We also added the ability to view new citations from your projects or the book or article where you created them.

Notes (0)
Bookmarks (0)

You have no saved items from this book

Project items include:
  • Saved book/article
  • Highlights
  • Quotes/citations
  • Notes
  • Bookmarks
Notes
Cite this page

Cited page

Style
Citations are available only to our active members.
Sign up now to cite pages or passages in MLA, APA and Chicago citation styles.

(Einhorn, 1992, p. 25)

(Einhorn 25)

1

1. Lois J. Einhorn, Abraham Lincoln, the Orator: Penetrating the Lincoln Legend (Westport, CT: Greenwood Press, 1992), 25, http://www.questia.com/read/27419298.

Cited page

Bookmark this page
The Longest Night: Polemics and Perspectives on Election 2000
Table of contents

Table of contents

Settings

Settings

Typeface
Text size Smaller Larger Reset View mode
Search within

Search within this book

Look up

Look up a word

  • Dictionary
  • Thesaurus
Please submit a word or phrase above.
Print this page

Print this page

Why can't I print more than one page at a time?

Full screen
/ 417

matching results for page

Cited passage

Style
Citations are available only to our active members.
Sign up now to cite pages or passages in MLA, APA and Chicago citation styles.

"Portraying himself as an honest, ordinary person helped Lincoln identify with his audiences." (Einhorn, 1992, p. 25).

"Portraying himself as an honest, ordinary person helped Lincoln identify with his audiences." (Einhorn 25)

"Portraying himself as an honest, ordinary person helped Lincoln identify with his audiences."1

1. Lois J. Einhorn, Abraham Lincoln, the Orator: Penetrating the Lincoln Legend (Westport, CT: Greenwood Press, 1992), 25, http://www.questia.com/read/27419298.

Cited passage

Welcome to the new Questia Reader

The Questia Reader has been updated to provide you with an even better online reading experience.  It is now 100% Responsive, which means you can read our books and articles on any sized device you wish.  All of your favorite tools like notes, highlights, and citations are still here, but the way you select text has been updated to be easier to use, especially on touchscreen devices.  Here's how:

1. Click or tap the first word you want to select.
2. Click or tap the last word you want to select.

OK, got it!

Thanks for trying Questia!

Please continue trying out our research tools, but please note, full functionality is available only to our active members.
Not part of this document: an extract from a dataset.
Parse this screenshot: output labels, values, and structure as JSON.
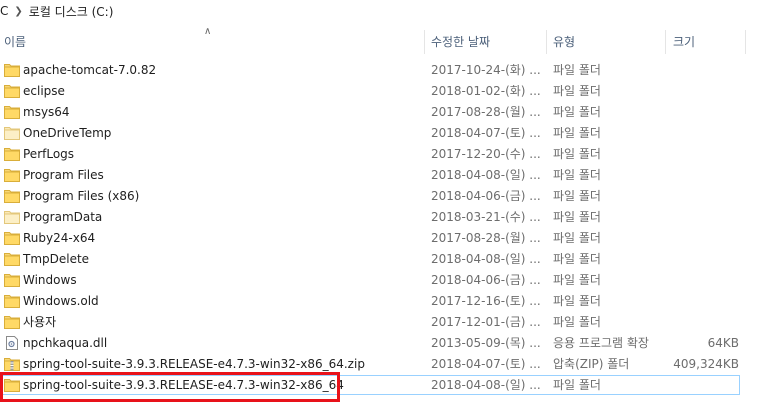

Your work will be lost once you leave this Web page.

For full access in an ad-free environment, sign up now for a FREE, 1-day trial.

Already a member? Log in now.